Extracted records =
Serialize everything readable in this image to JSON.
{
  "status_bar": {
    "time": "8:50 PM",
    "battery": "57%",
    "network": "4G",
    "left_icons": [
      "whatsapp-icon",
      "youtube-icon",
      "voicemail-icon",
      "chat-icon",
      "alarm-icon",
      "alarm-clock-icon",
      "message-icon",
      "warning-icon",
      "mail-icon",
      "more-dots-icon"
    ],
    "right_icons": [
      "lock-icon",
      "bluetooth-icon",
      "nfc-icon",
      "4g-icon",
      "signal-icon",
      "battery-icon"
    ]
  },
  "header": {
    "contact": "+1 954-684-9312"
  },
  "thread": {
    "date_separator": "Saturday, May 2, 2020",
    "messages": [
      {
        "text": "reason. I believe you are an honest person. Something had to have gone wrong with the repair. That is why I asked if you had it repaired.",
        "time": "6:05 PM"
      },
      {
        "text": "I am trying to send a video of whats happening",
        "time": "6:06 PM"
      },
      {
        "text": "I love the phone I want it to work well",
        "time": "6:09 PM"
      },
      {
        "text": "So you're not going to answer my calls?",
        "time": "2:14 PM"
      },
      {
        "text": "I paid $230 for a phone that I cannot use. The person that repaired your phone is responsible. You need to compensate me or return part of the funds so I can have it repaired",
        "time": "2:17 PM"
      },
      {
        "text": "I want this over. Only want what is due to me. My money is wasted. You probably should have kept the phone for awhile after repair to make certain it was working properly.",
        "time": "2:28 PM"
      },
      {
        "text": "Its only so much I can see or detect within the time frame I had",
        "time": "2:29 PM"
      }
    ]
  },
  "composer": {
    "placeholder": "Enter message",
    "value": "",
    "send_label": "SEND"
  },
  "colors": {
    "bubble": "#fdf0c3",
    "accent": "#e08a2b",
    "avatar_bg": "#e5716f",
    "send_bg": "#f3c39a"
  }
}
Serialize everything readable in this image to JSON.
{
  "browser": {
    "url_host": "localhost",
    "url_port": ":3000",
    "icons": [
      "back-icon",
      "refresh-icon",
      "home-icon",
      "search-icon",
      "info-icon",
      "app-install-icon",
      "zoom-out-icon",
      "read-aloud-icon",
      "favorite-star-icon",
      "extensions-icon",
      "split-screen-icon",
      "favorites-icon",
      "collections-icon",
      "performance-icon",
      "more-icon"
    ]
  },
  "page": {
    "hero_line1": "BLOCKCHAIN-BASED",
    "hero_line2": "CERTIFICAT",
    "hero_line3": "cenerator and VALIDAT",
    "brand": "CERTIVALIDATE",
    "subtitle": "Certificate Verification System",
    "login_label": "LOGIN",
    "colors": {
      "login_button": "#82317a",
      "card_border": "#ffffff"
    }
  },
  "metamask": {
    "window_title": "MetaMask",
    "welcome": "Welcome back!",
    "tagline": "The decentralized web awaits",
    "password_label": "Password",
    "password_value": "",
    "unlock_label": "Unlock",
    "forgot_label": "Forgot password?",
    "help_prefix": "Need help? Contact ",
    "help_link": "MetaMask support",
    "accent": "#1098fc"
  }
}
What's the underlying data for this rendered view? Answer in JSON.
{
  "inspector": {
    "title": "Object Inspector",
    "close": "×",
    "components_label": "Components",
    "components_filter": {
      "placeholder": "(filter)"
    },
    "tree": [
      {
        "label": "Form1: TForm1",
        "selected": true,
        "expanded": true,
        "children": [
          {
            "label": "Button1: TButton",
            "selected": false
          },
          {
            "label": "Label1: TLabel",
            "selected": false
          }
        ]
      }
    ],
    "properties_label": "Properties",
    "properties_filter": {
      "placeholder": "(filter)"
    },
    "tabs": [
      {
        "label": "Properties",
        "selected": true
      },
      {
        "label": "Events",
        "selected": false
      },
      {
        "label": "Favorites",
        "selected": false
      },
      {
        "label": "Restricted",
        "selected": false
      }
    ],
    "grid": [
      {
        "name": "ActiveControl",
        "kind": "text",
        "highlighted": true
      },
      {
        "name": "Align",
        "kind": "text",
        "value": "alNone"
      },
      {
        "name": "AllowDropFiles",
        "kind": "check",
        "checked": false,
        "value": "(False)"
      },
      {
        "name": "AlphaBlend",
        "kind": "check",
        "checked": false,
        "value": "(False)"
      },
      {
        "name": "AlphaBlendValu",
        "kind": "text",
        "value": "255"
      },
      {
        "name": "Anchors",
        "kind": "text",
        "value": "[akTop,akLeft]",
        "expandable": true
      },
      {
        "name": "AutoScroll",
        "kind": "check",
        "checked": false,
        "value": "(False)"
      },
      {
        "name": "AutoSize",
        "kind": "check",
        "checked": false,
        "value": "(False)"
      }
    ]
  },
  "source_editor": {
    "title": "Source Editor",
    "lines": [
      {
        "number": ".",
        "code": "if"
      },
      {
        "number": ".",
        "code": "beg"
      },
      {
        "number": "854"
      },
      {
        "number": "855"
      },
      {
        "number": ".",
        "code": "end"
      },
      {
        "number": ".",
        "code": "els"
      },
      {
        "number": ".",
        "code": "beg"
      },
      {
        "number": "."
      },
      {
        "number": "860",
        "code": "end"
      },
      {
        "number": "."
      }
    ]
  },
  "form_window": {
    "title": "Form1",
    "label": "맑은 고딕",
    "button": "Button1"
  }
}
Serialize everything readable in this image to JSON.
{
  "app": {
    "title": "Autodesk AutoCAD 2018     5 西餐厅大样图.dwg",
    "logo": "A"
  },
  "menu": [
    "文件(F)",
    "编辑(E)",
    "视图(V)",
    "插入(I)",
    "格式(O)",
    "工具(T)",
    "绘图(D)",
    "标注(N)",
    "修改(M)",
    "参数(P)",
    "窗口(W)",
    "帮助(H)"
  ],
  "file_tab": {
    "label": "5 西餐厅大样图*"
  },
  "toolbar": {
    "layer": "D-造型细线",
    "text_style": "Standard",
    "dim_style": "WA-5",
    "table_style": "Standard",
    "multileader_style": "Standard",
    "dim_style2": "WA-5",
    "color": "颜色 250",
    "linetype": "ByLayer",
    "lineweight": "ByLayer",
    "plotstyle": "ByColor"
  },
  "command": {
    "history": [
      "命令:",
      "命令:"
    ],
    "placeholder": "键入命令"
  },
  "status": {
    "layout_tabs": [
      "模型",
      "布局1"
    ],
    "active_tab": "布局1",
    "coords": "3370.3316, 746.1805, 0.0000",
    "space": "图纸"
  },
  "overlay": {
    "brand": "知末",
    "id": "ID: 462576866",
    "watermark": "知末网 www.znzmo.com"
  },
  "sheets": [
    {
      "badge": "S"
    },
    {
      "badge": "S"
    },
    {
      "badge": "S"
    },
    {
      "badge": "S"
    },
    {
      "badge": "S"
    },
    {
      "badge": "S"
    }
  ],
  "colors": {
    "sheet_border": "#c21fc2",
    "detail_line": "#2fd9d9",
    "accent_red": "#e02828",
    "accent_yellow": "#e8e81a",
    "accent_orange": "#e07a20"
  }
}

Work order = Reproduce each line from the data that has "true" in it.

Answer to this exercise =
        "selected": true,
        "expanded": true,
        "selected": true
        "highlighted": true
        "expandable": true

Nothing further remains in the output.